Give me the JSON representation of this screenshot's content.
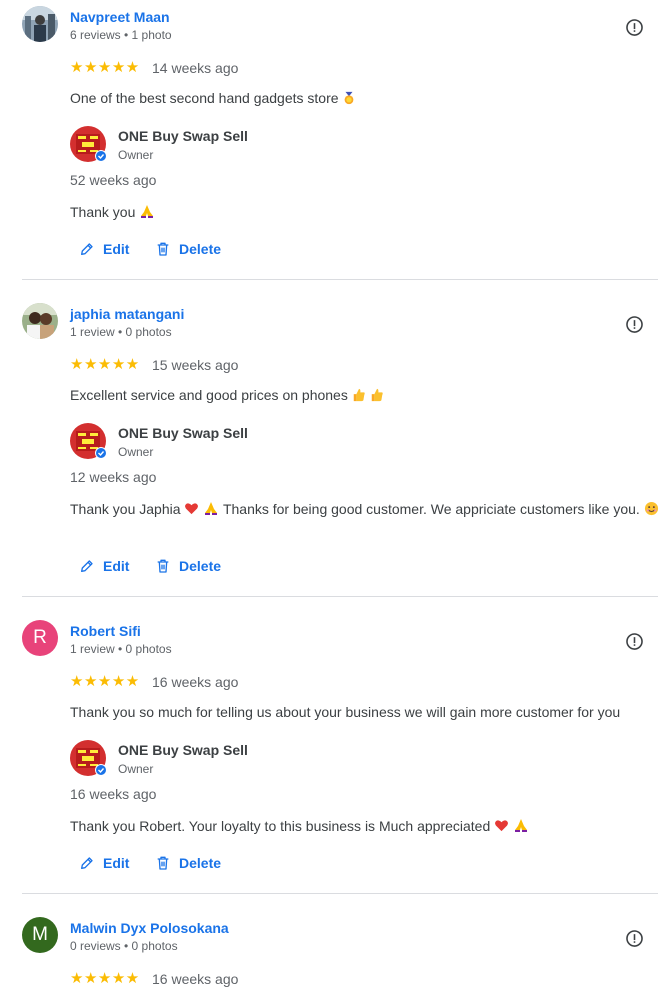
{
  "reviews": [
    {
      "name": "Navpreet Maan",
      "meta": "6 reviews • 1 photo",
      "stars": "★★★★★",
      "date": "14 weeks ago",
      "text": "One of the best second hand gadgets store",
      "owner": {
        "name": "ONE Buy Swap Sell",
        "role": "Owner",
        "date": "52 weeks ago",
        "text": "Thank you"
      },
      "actions": {
        "edit": "Edit",
        "delete": "Delete"
      }
    },
    {
      "name": "japhia matangani",
      "meta": "1 review • 0 photos",
      "stars": "★★★★★",
      "date": "15 weeks ago",
      "text": "Excellent service and good prices on phones",
      "owner": {
        "name": "ONE Buy Swap Sell",
        "role": "Owner",
        "date": "12 weeks ago",
        "text_a": "Thank you Japhia",
        "text_b": "Thanks for being good customer. We appriciate customers like you."
      },
      "actions": {
        "edit": "Edit",
        "delete": "Delete"
      }
    },
    {
      "name": "Robert Sifi",
      "avatar_letter": "R",
      "avatar_color": "#e8437a",
      "meta": "1 review • 0 photos",
      "stars": "★★★★★",
      "date": "16 weeks ago",
      "text": "Thank you so much for telling us about your business we will gain more customer for you",
      "owner": {
        "name": "ONE Buy Swap Sell",
        "role": "Owner",
        "date": "16 weeks ago",
        "text": "Thank you Robert. Your loyalty to this business is Much appreciated"
      },
      "actions": {
        "edit": "Edit",
        "delete": "Delete"
      }
    },
    {
      "name": "Malwin Dyx Polosokana",
      "avatar_letter": "M",
      "avatar_color": "#33691e",
      "meta": "0 reviews • 0 photos",
      "stars": "★★★★★",
      "date": "16 weeks ago"
    }
  ],
  "colors": {
    "accent": "#1a73e8",
    "star": "#fbbc04",
    "muted": "#5f6368",
    "divider": "#dadce0"
  }
}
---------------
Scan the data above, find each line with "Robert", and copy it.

### Response box
      "name": "Robert Sifi",
        "text": "Thank you Robert. Your loyalty to this business is Much appreciated"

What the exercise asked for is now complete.